→ WORK TO COMPLETE
Which lines in the records below contain the word "this"? Copy each one out.

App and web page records
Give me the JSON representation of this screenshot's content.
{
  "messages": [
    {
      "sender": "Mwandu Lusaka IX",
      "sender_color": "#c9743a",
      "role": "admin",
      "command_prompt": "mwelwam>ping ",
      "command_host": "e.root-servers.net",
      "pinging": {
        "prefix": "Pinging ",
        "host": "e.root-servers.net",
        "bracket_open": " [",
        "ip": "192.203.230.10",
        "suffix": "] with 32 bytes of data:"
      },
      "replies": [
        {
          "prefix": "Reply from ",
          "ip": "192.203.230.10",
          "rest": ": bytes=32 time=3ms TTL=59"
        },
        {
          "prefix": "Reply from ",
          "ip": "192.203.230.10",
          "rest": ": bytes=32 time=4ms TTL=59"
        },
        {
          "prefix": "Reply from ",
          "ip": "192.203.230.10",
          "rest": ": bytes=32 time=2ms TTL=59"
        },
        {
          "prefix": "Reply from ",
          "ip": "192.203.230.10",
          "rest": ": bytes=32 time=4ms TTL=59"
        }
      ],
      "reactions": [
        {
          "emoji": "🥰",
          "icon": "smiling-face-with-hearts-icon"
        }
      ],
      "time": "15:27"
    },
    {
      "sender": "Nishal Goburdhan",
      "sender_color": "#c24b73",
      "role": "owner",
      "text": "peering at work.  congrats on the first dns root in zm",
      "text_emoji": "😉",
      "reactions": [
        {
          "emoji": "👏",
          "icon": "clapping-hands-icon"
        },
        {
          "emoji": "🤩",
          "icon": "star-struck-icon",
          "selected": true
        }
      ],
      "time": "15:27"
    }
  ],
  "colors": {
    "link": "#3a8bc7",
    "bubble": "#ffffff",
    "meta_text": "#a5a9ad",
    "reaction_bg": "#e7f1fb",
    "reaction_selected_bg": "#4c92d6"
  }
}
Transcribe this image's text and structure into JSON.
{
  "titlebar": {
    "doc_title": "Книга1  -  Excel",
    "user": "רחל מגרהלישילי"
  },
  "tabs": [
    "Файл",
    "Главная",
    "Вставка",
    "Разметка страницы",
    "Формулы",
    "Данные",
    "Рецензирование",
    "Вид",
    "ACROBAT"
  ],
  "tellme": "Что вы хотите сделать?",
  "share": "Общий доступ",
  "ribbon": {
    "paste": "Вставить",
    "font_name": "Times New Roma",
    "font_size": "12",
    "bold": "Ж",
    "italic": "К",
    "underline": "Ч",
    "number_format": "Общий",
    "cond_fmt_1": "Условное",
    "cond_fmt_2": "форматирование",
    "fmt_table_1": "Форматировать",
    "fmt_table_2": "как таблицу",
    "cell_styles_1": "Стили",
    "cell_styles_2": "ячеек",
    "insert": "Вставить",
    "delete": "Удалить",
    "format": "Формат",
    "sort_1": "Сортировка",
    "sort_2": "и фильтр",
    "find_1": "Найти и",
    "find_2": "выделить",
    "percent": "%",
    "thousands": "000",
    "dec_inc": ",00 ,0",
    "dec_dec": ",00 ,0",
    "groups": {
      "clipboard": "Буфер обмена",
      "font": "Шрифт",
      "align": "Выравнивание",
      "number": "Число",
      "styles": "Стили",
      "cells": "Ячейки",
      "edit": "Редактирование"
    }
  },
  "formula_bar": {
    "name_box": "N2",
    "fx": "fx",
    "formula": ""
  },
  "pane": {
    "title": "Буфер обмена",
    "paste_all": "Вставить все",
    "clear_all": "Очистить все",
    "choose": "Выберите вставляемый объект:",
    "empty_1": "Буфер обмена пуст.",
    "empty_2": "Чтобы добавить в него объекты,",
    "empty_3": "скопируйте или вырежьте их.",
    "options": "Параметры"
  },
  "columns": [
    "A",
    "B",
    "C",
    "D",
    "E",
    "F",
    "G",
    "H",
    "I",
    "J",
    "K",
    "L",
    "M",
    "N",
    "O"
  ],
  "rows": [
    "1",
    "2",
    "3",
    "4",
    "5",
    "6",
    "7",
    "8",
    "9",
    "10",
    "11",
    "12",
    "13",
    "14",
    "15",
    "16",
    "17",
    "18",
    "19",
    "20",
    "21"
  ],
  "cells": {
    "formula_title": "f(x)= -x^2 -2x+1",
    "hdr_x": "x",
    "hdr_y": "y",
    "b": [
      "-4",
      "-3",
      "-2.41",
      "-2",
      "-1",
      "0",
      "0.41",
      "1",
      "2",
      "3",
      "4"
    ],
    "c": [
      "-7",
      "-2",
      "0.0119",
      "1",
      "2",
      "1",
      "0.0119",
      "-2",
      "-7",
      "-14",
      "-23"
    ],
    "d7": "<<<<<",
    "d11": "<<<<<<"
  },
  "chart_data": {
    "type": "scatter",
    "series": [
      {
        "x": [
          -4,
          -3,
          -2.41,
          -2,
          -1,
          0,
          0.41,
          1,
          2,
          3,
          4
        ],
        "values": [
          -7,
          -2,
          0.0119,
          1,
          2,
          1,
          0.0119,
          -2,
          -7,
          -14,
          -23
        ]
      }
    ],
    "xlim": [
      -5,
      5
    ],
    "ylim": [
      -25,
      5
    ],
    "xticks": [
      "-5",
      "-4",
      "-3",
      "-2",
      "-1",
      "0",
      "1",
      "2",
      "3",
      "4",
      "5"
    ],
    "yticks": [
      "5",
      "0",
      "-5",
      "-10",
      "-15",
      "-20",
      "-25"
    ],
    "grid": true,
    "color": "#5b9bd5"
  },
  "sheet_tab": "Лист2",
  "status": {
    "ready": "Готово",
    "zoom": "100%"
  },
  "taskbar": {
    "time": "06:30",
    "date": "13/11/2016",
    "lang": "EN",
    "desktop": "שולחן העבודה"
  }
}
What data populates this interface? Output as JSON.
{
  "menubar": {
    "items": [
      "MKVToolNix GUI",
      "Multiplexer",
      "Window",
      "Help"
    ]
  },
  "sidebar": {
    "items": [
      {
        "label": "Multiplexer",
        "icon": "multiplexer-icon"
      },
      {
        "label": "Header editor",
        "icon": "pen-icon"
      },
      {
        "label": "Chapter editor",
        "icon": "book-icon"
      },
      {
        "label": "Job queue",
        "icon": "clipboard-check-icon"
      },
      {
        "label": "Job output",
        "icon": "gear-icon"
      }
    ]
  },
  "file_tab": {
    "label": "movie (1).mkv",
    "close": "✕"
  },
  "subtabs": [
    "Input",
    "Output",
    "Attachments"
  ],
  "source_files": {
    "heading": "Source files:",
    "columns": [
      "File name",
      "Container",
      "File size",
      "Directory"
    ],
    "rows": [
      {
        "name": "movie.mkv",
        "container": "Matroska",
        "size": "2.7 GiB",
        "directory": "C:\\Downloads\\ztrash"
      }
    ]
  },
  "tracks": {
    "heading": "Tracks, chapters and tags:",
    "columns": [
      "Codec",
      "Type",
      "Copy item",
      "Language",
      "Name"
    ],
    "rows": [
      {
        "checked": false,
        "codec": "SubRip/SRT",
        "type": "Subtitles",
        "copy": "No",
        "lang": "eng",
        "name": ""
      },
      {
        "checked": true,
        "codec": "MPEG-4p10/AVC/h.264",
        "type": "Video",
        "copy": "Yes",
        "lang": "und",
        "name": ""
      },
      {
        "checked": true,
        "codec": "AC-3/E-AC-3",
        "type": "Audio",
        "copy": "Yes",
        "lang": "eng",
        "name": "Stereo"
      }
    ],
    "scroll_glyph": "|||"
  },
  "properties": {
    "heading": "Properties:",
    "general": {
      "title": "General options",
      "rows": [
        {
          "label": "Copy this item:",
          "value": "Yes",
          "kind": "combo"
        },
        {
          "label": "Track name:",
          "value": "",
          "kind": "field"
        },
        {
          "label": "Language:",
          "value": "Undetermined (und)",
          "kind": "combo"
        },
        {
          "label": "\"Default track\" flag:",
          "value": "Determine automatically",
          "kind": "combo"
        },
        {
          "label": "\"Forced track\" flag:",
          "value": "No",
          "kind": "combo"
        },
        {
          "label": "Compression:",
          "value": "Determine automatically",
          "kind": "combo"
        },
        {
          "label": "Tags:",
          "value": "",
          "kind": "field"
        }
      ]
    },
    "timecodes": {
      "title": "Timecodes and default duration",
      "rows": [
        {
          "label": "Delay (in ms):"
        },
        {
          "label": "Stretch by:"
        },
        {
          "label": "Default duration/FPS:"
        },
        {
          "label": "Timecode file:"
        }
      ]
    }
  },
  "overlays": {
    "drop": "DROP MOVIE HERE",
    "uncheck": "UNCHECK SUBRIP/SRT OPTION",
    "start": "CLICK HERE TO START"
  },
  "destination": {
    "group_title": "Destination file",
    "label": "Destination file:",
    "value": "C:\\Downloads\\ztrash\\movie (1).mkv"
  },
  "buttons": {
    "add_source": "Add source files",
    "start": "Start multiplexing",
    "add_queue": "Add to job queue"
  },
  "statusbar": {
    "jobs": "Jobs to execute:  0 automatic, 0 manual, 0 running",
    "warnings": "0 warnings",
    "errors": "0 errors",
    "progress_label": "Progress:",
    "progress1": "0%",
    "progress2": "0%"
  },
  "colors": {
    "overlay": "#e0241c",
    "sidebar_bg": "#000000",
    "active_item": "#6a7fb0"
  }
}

→ ANSWER SPACE
Give me the JSON representation of this screenshot's content.
Transcribe this image's text and structure into JSON.
What data populates this interface? Output as JSON.
          "label": "Copy this item:",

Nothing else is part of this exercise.